Design plans for the 1300-block of Marine Drive in West Van unveiled
West Vancouver residents packed into district council chambers on Nov. 19 to have their say on whether a pair of buildings — one seven storeys, the other eight storeys — should be added to the 1300-block of Marine Drive.
Around 20 people, mostly seniors who live nearby, added their names to the list of speakers as overflow seating and a live-feed were set up outside the meeting room.
Many were upset about a proposed development that would take up an entire block on the south side of Marine Drive, close to the waterfront, saying the buildings would block their view, ruin the feel of the Ambleside community and cause too much traffic.
While some said Ambleside is in desperate need of revitalization and would support the development if the buildings were scaled back, others were adamantly opposed to the idea.
“If approved, the seven and eight-storey redevelopment would be a radical change to the built form of an area residents have enjoyed for close to a century,” said Keith Pople, director of the Ambleside and Dundarave Ratepayers Association, adding be believes the high density of the buildings would be an unwanted precedent for further development.
Others weren’t as critical, saying the buildings were designed well and fit into West Van’s Official Community Plan that states buildings over four storeys should be looked into for the site.
Grosvenor, the company that district council sold the land to in March, showed the crowd drawings of what the buildings would look like, including a central atrium for public art exhibits and green roofs.
The proposed seven and eight-storey buildings would have a pyramid design and green roofs. Grosvenor artist rendering.
The two buildings, which would house 88 residential units and 23 storefronts, aren’t typical towers, said the architect, but would instead be done in layers to optimize the view of the ocean and fit in with the neighbourhood.
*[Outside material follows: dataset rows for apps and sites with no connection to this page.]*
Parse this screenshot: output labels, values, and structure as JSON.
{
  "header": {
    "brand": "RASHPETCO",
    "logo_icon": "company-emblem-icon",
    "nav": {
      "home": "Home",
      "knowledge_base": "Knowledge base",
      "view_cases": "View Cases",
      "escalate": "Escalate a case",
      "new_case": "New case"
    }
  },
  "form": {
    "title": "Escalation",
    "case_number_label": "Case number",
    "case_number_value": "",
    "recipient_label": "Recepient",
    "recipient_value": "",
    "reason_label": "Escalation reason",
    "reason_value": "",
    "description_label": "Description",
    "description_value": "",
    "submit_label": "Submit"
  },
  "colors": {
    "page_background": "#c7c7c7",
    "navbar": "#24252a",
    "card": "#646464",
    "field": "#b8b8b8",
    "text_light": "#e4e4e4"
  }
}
Around 300 parking stalls would be built underground, with about half for retail customers. The design would be West Coast Modernism, influenced by Arthur Erickson and other architects of the time.
“We believe this project as proposed has the opportunity to be a real catalyst for revitalization in Ambleside and draw more people back,” said James Patillo, Grosvenor’s Vancouver-area manager.
The proposed design reflects ideas gathered from the public last year, he said, although some members of the audience disagreed.
Small commercial buildings and an empty lot are on the site now, as well as the West Van Police Department, which will be moved into a new building beside district hall.
The 88 residential units, ranging from under 1,500 square feet to over 2,500, would be above the ground floor retail spaces. The atrium between the two buildings, said the architects, would provide easier access from the seawall to stores on Marine Drive.
“This project provides substantial benefit to the public of all ages. The do-nothing option means further decline to the Ambleside area, more vacant lots and empty shops,” said West Van real estate agent Stephanie La Porta, addressing the crowd and council members.
“We cannot allow a small minority of naysayers to derail a project that will greatly increase Ambleside’s vitality and viability.”
After everyone who signed up had a chance to speak, council voted unanimously for public consultations about the development to go ahead. The meetings are tentatively scheduled for Jan. 19 at the West Van Community Centre and Jan. 23 at the Kay Meek Centre. Watch westvancouver.ca for exact times. Visit Grosvenor’s website 1300ambleside.ca for more information on the project.